Friday’s meeting was part of an ongoing effort by the Administration to engage with advocates, companies, researchers, civil rights organizations, not-for-profit organizations, communities, international partners, and others on critical AI issues. This engagement builds on considerable steps the Administration has taken to date to promote responsible innovation and mitigate the risks from AI. This work includes last week’s meeting with civil society leaders in San Francisco, new investments to power responsible AI research and development, additional actions announced last month, the Blueprint for an AI Bill of Rights and related executive actions, the AI Risk Management Framework, a Request For Information (RFI) on the impacts of automated surveillance and management technologies on workers, a briefing for unions on the RFI in partnership with AFL-CIO Tech Institute, last month’s listening session with workers (including union workers), and the roadmap for standing up a National AI Research Resource.
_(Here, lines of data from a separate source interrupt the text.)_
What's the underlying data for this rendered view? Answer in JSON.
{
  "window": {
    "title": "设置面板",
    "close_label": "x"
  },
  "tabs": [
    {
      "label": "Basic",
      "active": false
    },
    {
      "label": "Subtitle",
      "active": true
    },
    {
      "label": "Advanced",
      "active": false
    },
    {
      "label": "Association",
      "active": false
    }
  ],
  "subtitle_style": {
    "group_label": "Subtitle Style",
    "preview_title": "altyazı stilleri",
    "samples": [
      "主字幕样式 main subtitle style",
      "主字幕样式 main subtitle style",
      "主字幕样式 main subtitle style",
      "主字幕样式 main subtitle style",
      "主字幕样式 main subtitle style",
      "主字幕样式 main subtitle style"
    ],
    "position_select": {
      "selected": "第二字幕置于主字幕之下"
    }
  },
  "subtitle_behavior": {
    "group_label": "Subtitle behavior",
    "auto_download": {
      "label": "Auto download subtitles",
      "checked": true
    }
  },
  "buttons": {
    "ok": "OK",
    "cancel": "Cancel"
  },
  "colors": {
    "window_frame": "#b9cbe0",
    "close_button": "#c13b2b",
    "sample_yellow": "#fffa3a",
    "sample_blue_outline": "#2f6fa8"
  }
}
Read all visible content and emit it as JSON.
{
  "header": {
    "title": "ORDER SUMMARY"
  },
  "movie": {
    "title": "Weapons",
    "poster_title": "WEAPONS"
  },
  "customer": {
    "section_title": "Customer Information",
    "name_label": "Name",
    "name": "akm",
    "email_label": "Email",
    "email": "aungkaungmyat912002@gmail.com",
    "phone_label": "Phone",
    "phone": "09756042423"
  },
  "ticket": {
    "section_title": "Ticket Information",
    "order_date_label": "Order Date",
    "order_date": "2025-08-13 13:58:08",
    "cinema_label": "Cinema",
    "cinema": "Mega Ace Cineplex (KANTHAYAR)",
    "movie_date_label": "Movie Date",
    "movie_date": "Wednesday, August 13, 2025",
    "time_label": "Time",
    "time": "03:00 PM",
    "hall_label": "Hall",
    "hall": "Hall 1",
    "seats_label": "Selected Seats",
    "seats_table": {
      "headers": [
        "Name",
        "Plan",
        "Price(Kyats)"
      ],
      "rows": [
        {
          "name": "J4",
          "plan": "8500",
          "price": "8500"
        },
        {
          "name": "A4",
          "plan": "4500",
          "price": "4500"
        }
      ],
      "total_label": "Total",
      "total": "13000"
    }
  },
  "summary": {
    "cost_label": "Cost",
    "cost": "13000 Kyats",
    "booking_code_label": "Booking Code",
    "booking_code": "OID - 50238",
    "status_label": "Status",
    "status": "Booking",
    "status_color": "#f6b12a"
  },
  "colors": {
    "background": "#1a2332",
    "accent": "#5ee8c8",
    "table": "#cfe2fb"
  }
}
- Randi Weingarten, President, AFT
- Sara Steffens, Secretary-Treasurer, CWA
- Amanda Ballantyne, Director, Technology Institute, AFL-CIO
- Jeffrey Bennett, General Counsel, SAG-AFTRA
- Willie Burden, Jr., In-House Counsel, Teamsters
- Jenny Ho, Assistant Director of Research and Collective Bargaining, AFSCME
- Tyler McIntosh, Policy/Legislative Director, IATSE
- Chris Michalakis, Federal Legislative Representative, United Food and Commercial Workers
- Lowell Peterson, Executive Director, WGA East
- Justin Thompson, Senior Policy Analyst, NEA
- Chris Zatratz, Legislative Representative, United Auto Workers
- Arati Prabhakar, Assistant to the President and Director of the Office of Science and Technology Policy
- Celeste Drake, Deputy Assistant to the President and Deputy Director of the National Economic Council
- Deirdre Mulligan, Principal Deputy U.S. Chief Technology Officer
- Ike Irby, Special Assistant to the President and Chief Climate Advisor to the Vice President
- Elizabeth Kelly, Special Assistant to the President for Economic Policy
- Alex Jacquez, Special Assistant to the President for Economic Development and Industrial Strategy